▶ **TASK TO CARRY OUT**
From the entries that follow, copy each line containing the word "SeatTube".

(Extracted data entries)
# # # # # # #
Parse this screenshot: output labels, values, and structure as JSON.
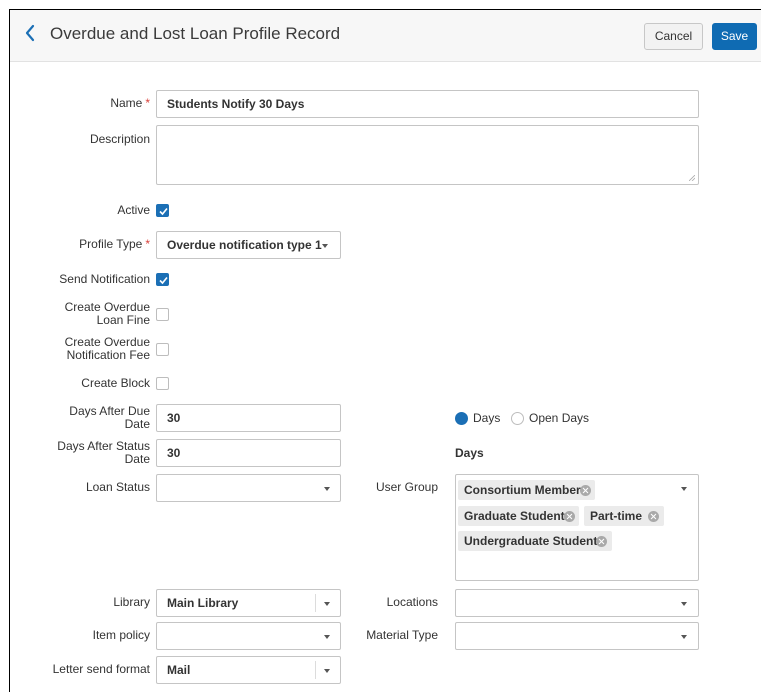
{
  "header": {
    "title": "Overdue and Lost Loan Profile Record",
    "cancel_label": "Cancel",
    "save_label": "Save"
  },
  "form": {
    "name_label": "Name",
    "required_mark": "*",
    "name_value": "Students Notify 30 Days",
    "description_label": "Description",
    "description_value": "",
    "active_label": "Active",
    "active_checked": true,
    "profile_type_label": "Profile Type",
    "profile_type_value": "Overdue notification type 1",
    "send_notification_label": "Send Notification",
    "send_notification_checked": true,
    "create_overdue_loan_fine_label_1": "Create Overdue",
    "create_overdue_loan_fine_label_2": "Loan Fine",
    "create_overdue_loan_fine_checked": false,
    "create_overdue_notification_fee_label_1": "Create Overdue",
    "create_overdue_notification_fee_label_2": "Notification Fee",
    "create_overdue_notification_fee_checked": false,
    "create_block_label": "Create Block",
    "create_block_checked": false,
    "days_after_due_date_label_1": "Days After Due",
    "days_after_due_date_label_2": "Date",
    "days_after_due_date_value": "30",
    "days_after_status_date_label_1": "Days After Status",
    "days_after_status_date_label_2": "Date",
    "days_after_status_date_value": "30",
    "day_type_options": [
      "Days",
      "Open Days"
    ],
    "day_type_selected": "Days",
    "days_heading": "Days",
    "loan_status_label": "Loan Status",
    "loan_status_value": "",
    "user_group_label": "User Group",
    "user_group_values": [
      "Consortium Member",
      "Graduate Student",
      "Part-time",
      "Undergraduate Student"
    ],
    "library_label": "Library",
    "library_value": "Main Library",
    "locations_label": "Locations",
    "locations_value": "",
    "item_policy_label": "Item policy",
    "item_policy_value": "",
    "material_type_label": "Material Type",
    "material_type_value": "",
    "letter_send_format_label": "Letter send format",
    "letter_send_format_value": "Mail"
  },
  "colors": {
    "primary": "#0f6bb3",
    "required": "#d9413b",
    "header_bg": "#f7f7f7"
  }
}
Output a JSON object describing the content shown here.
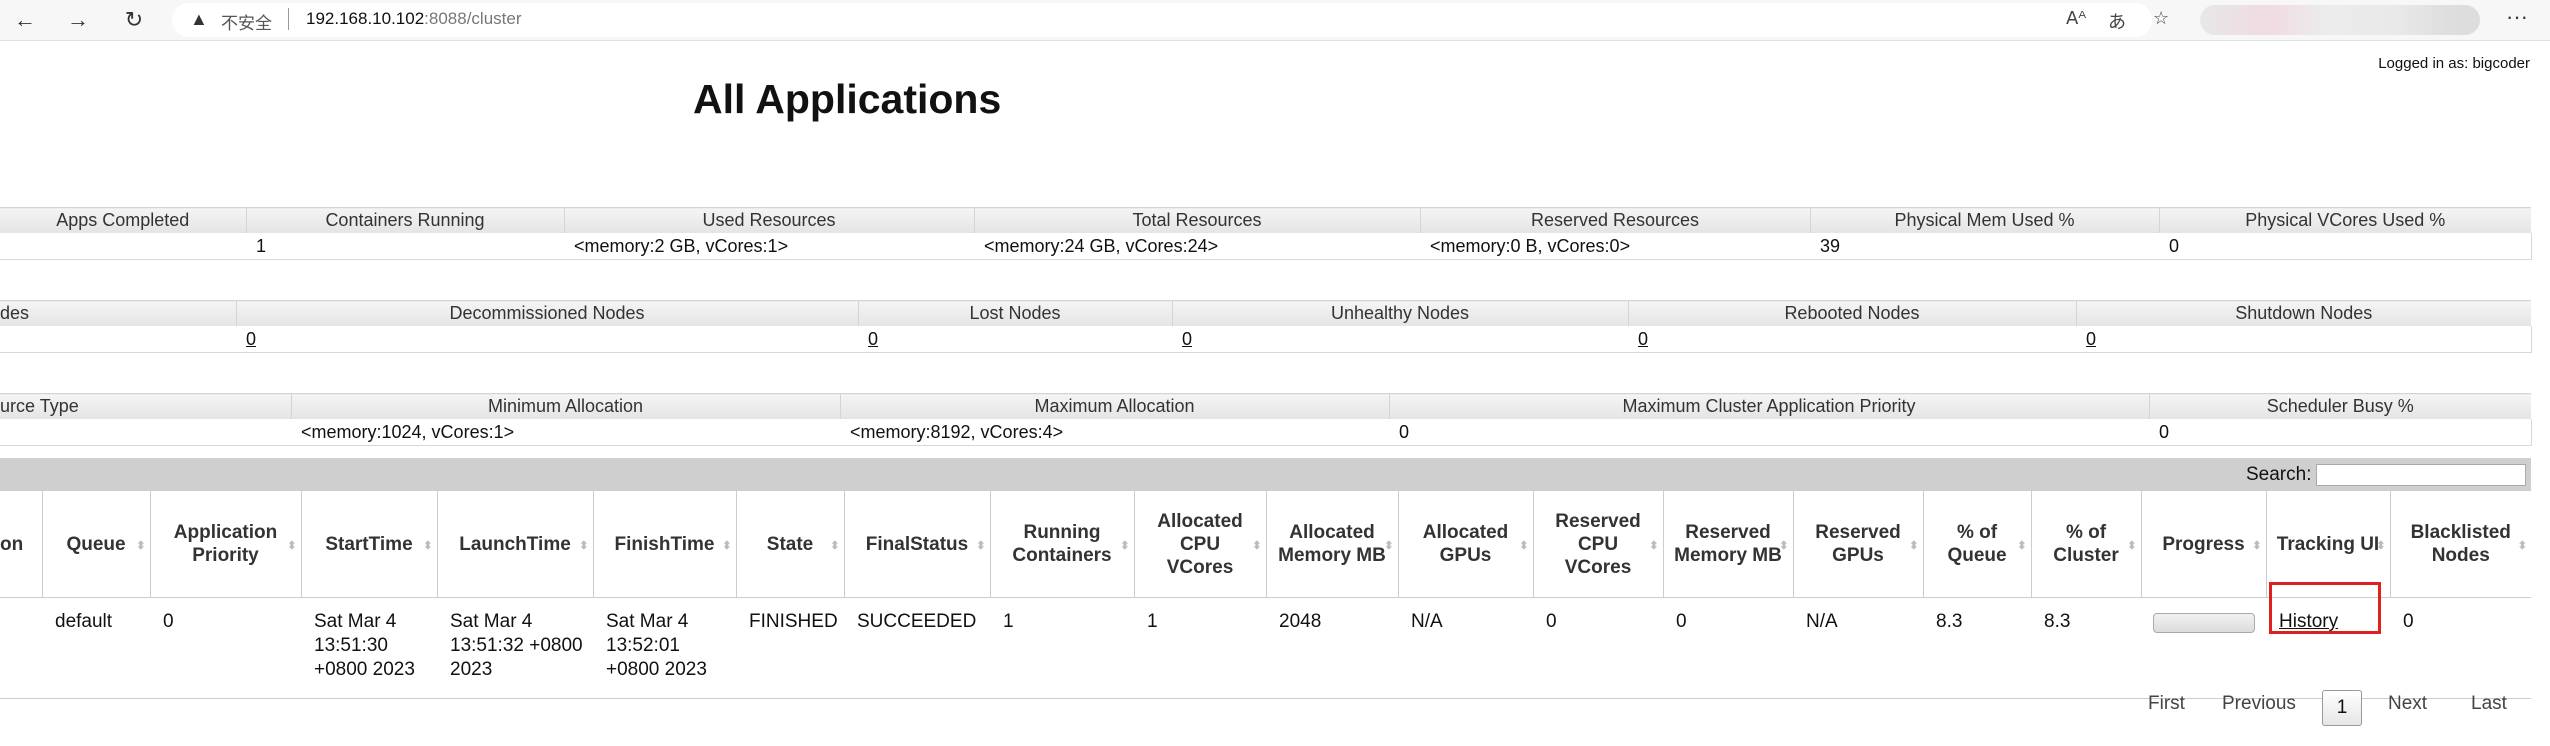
{
  "browser": {
    "security_text": "不安全",
    "url_host": "192.168.10.102",
    "url_rest": ":8088/cluster"
  },
  "page": {
    "logged_in": "Logged in as: bigcoder",
    "title": "All Applications"
  },
  "cluster_metrics": {
    "headers": [
      "Apps Completed",
      "Containers Running",
      "Used Resources",
      "Total Resources",
      "Reserved Resources",
      "Physical Mem Used %",
      "Physical VCores Used %"
    ],
    "values": [
      "",
      "1",
      "<memory:2 GB, vCores:1>",
      "<memory:24 GB, vCores:24>",
      "<memory:0 B, vCores:0>",
      "39",
      "0"
    ]
  },
  "node_metrics": {
    "headers": [
      "des",
      "Decommissioned Nodes",
      "Lost Nodes",
      "Unhealthy Nodes",
      "Rebooted Nodes",
      "Shutdown Nodes"
    ],
    "values": [
      "",
      "0",
      "0",
      "0",
      "0",
      "0"
    ]
  },
  "scheduler_metrics": {
    "headers": [
      "urce Type",
      "Minimum Allocation",
      "Maximum Allocation",
      "Maximum Cluster Application Priority",
      "Scheduler Busy %"
    ],
    "values": [
      "",
      "<memory:1024, vCores:1>",
      "<memory:8192, vCores:4>",
      "0",
      "0"
    ]
  },
  "search": {
    "label": "Search:",
    "value": ""
  },
  "apps_table": {
    "headers": [
      "on",
      "Queue",
      "Application Priority",
      "StartTime",
      "LaunchTime",
      "FinishTime",
      "State",
      "FinalStatus",
      "Running Containers",
      "Allocated CPU VCores",
      "Allocated Memory MB",
      "Allocated GPUs",
      "Reserved CPU VCores",
      "Reserved Memory MB",
      "Reserved GPUs",
      "% of Queue",
      "% of Cluster",
      "Progress",
      "Tracking UI",
      "Blacklisted Nodes"
    ],
    "row": {
      "id_tail": "",
      "queue": "default",
      "priority": "0",
      "start_time": "Sat Mar 4 13:51:30 +0800 2023",
      "launch_time": "Sat Mar 4 13:51:32 +0800 2023",
      "finish_time": "Sat Mar 4 13:52:01 +0800 2023",
      "state": "FINISHED",
      "final_status": "SUCCEEDED",
      "running_containers": "1",
      "alloc_vcores": "1",
      "alloc_memory": "2048",
      "alloc_gpus": "N/A",
      "res_vcores": "0",
      "res_memory": "0",
      "res_gpus": "N/A",
      "pct_queue": "8.3",
      "pct_cluster": "8.3",
      "tracking_ui": "History",
      "blacklisted": "0"
    }
  },
  "pagination": {
    "first": "First",
    "previous": "Previous",
    "current": "1",
    "next": "Next",
    "last": "Last"
  }
}
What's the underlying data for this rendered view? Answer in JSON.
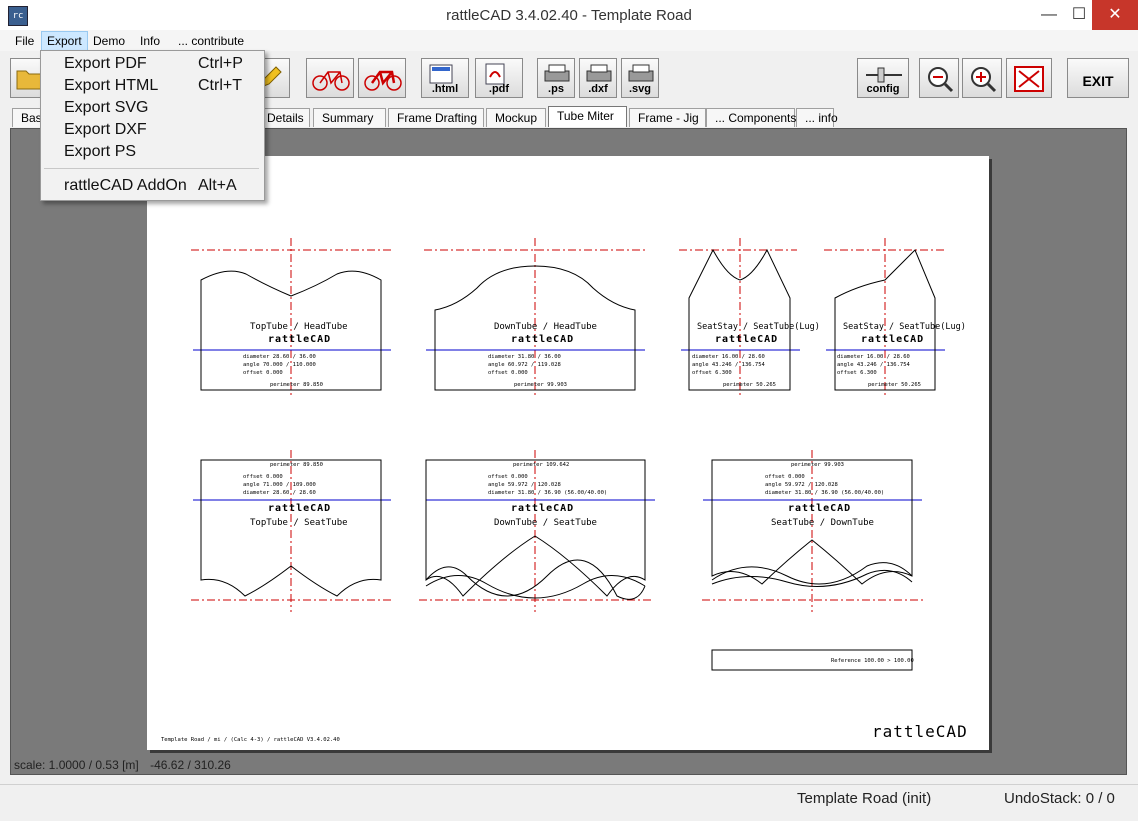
{
  "window": {
    "title": "rattleCAD  3.4.02.40 - Template Road",
    "icon_label": "rc",
    "minimize": "—",
    "maximize": "☐",
    "close": "✕"
  },
  "menubar": [
    "File",
    "Export",
    "Demo",
    "Info",
    "... contribute"
  ],
  "export_menu": {
    "items": [
      {
        "label": "Export PDF",
        "shortcut": "Ctrl+P"
      },
      {
        "label": "Export HTML",
        "shortcut": "Ctrl+T"
      },
      {
        "label": "Export SVG",
        "shortcut": ""
      },
      {
        "label": "Export DXF",
        "shortcut": ""
      },
      {
        "label": "Export PS",
        "shortcut": ""
      }
    ],
    "addon": {
      "label": "rattleCAD AddOn",
      "shortcut": "Alt+A"
    }
  },
  "toolbar": {
    "html": ".html",
    "pdf": ".pdf",
    "ps": ".ps",
    "dxf": ".dxf",
    "svg": ".svg",
    "config": "config",
    "exit": "EXIT"
  },
  "tabs": [
    "Bas",
    "Details",
    "Summary",
    "Frame Drafting",
    "Mockup",
    "Tube Miter",
    "Frame - Jig",
    "... Components",
    "... info"
  ],
  "active_tab": "Tube Miter",
  "status": {
    "scale": "scale: 1.0000 / 0.53  [m]",
    "coords": "-46.62 / 310.26",
    "template": "Template Road (init)",
    "undo": "UndoStack:  0 /  0"
  },
  "drawing": {
    "logo": "rattleCAD",
    "footer": "Template Road  /  mi  /  (Calc 4-3)  /  rattleCAD  V3.4.02.40",
    "panels": [
      {
        "caption": "TopTube  /  HeadTube",
        "rows": [
          "diameter  28.60 / 36.00",
          "angle  70.000 / 110.000",
          "offset  0.000"
        ],
        "perimeter": "perimeter  89.850"
      },
      {
        "caption": "DownTube  /  HeadTube",
        "rows": [
          "diameter  31.80 / 36.00",
          "angle  60.972 / 119.028",
          "offset  0.000"
        ],
        "perimeter": "perimeter  99.903"
      },
      {
        "caption": "SeatStay  /  SeatTube(Lug)",
        "rows": [
          "diameter  16.00 / 28.60",
          "angle  43.246 / 136.754",
          "offset  6.300"
        ],
        "perimeter": "perimeter  50.265"
      },
      {
        "caption": "SeatStay  /  SeatTube(Lug)",
        "rows": [
          "diameter  16.00 / 28.60",
          "angle  43.246 / 136.754",
          "offset  6.300"
        ],
        "perimeter": "perimeter  50.265"
      },
      {
        "caption": "TopTube  /  SeatTube",
        "rows": [
          "offset  0.000",
          "angle  71.000 / 109.000",
          "diameter  28.60 / 28.60"
        ],
        "perimeter": "perimeter  89.850"
      },
      {
        "caption": "DownTube  /  SeatTube",
        "rows": [
          "offset  0.000",
          "angle  59.972 / 120.028",
          "diameter  31.80 / 36.90  (56.00/40.00)"
        ],
        "perimeter": "perimeter  109.642"
      },
      {
        "caption": "SeatTube  /  DownTube",
        "rows": [
          "offset  0.000",
          "angle  59.972 / 120.028",
          "diameter  31.80 / 36.90  (56.00/40.00)"
        ],
        "perimeter": "perimeter  99.903"
      }
    ],
    "reference": "Reference  100.00  >  100.00"
  },
  "colors": {
    "center_line": "#cc0000",
    "axis_line": "#0000cc",
    "close_button": "#c7362a",
    "active_menu": "#cde8ff"
  }
}
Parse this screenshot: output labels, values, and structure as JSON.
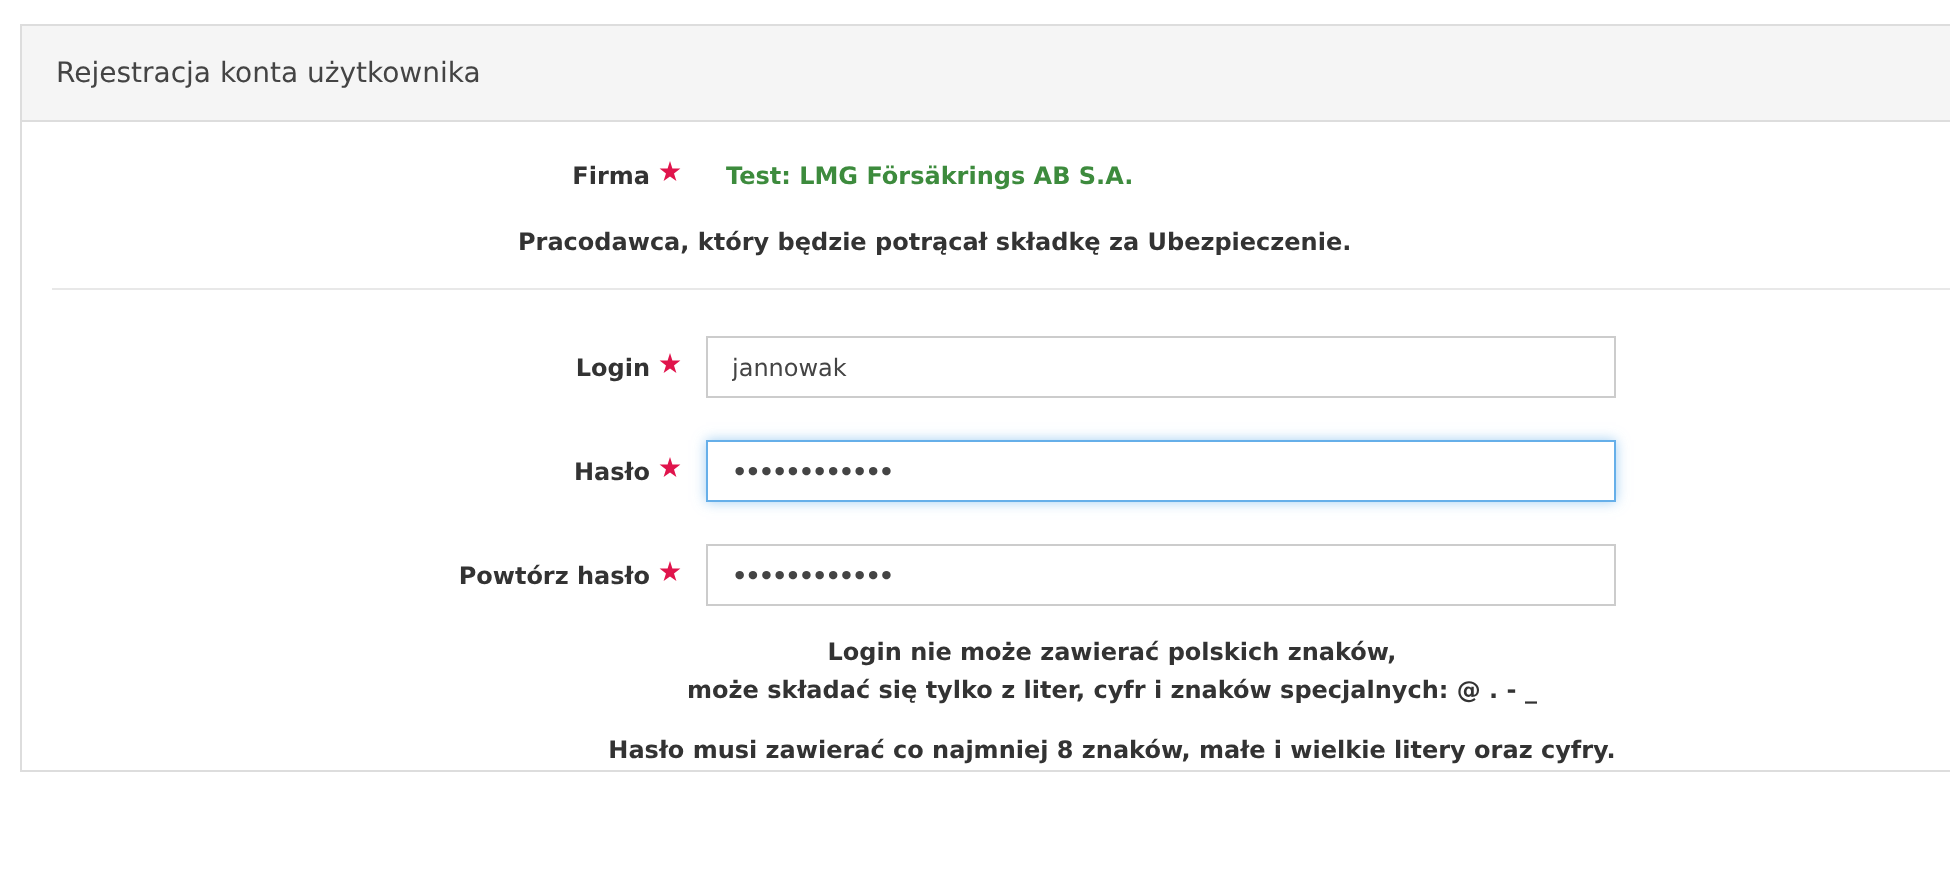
{
  "panel": {
    "title": "Rejestracja konta użytkownika"
  },
  "company": {
    "label": "Firma",
    "required": true,
    "value": "Test: LMG Försäkrings AB S.A."
  },
  "company_note": "Pracodawca, który będzie potrącał składkę za Ubezpieczenie.",
  "fields": [
    {
      "label": "Login",
      "required": true,
      "value": "jannowak",
      "focused": false,
      "kind": "text"
    },
    {
      "label": "Hasło",
      "required": true,
      "value": "••••••••••••",
      "focused": true,
      "kind": "password"
    },
    {
      "label": "Powtórz hasło",
      "required": true,
      "value": "••••••••••••",
      "focused": false,
      "kind": "password"
    }
  ],
  "notes": [
    "Login nie może zawierać polskich znaków,",
    "może składać się tylko z liter, cyfr i znaków specjalnych: @ . - _",
    "Hasło musi zawierać co najmniej 8 znaków, małe i wielkie litery oraz cyfry."
  ]
}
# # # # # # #
▶ **ANSWER TO THE PROBLEM**
        "caption": "SeatStay  /  SeatTube(Lug)",
        "caption": "SeatStay  /  SeatTube(Lug)",
        "caption": "TopTube  /  SeatTube",
        "caption": "DownTube  /  SeatTube",
        "caption": "SeatTube  /  DownTube",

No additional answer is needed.